In the wake of a decision taken by the International Trade Center (ITC) to drop one of the major components of the Youth Empowerment Project (YEP) that deals with Creative Industries, Gambian filmmaker Prince Bubacarr Aminata Sankanu has taken to Facebook to decry such a move. He expressed his disappointment towards the €11 million YEP, deploring the fact that the sector will not benefit from the European Union-funded project.

“Well am not surprised as the creative sectors have their own rules and cannot be controlled like most “tamed” sectors,” Sankanu said in a June 29 Facebook post in which he took off the gloves and went straight to the point.

Over these past years, the cinematographic sector was struggling to survive in the face of mounting challenges. Since his return to Gambia, Prince Bubacarr Aminata Sankanu was able to bring a new synergy to film production in the country, creating opportunities for young artists.

Sankanu further stated that youths with creative skills are being left to struggle on their own.

“We have no strong lobby in Government yet as I stand to be corrected but I cannot see technocrats or advisers who can passionately help the Barrow Government understand the huge benefits of the creative economy for The Gambia and thus give it due attention within the National Development Plan 2018-2021,” he said.

He said if Nigeria film and art scenes are shining on the world map it is because of the support of the Federal Government, which provides “crucial funding when banks and donor agencies failed to support their artists and filmmakers.”
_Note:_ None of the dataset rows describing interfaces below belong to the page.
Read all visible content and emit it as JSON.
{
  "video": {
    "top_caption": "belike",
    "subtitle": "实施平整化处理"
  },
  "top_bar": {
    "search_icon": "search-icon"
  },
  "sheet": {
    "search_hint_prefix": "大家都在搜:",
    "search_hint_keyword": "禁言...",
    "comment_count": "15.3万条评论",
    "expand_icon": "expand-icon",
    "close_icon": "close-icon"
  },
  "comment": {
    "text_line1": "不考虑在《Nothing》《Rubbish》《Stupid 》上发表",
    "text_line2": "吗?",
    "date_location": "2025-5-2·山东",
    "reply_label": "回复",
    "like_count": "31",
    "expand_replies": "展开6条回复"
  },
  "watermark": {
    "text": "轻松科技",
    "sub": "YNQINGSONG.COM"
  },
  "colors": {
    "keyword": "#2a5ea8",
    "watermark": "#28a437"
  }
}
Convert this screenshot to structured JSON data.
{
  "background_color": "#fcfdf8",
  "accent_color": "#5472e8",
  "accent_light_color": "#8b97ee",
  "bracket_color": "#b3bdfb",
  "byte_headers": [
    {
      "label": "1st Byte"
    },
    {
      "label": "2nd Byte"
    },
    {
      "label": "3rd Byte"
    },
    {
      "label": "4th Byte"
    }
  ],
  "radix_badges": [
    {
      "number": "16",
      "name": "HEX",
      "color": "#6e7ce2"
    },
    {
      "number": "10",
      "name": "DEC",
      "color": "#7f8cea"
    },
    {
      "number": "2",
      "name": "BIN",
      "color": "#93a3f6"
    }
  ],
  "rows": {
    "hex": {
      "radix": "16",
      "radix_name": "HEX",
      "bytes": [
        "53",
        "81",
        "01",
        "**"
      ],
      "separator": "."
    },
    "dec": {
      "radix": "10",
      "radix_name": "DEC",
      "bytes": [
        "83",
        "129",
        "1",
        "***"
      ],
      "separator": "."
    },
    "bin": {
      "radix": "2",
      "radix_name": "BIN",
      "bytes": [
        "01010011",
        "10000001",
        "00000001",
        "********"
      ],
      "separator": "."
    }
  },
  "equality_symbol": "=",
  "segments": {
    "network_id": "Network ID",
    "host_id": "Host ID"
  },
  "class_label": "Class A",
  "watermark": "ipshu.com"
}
However, Sankanu conceded that the Tourism and Culture Minister Hamat Bah acknowledged that the country’s creative sectors has a huge potential to boost employment and even create more jobs than the tourism industry.

“Are we getting the right support to take off and make The Gambia proud?” he quizzed while venting his frustration over the present state of affairs in Gambian Creative Industries.

YEP Project Manager Raimund Moser, who spoke to this reporter, said there is a misunderstanding.

ITC has been contracted by the European Union to implement YEP, an initiative geared towards revamping the employment sector. Statistics released by the EU indicate that 242 Micro, Small and Medium Entreprises have been supported by the YEP project, 38000 youths have been reached since the launch of the project.

Raimund Moser then added they are working with the Creative Industries, citing the Kankurang Festival in Jangjangbureh.

“We are working with fashion designers and we want also to do more in multimedia (photography, radio production etc),” he remarked

In an attempt to shed light on the ‘controversy’ behind Sankanu’s reaction, he said there was an open tender directed to various companies working in this areas to provide proposals.

“We’ve received a number of proposals, and our procurement department is looking at them,” he said. But he was quick that some of the bidders put the bar too high.

“For the number of people to be trained in the sector, we will have to invest more money than in any other sector. That is why we decided to put on hold the tender regarding Creative Industries and do other initiatives, ” he emphasized. “They all applied as a privately owned service provider.”

He said some people are frustrated because they haven’t received the contract, making it very clear this doesn’t mean in any way that ITC is not working in the Creative Industries.

Weighing in on the very specific procurement they’ve put on hold, he said they did not get the expected results in order to justify investments.

“We are looking at doing it differently,” he said.

Written by Abdoulie JOHN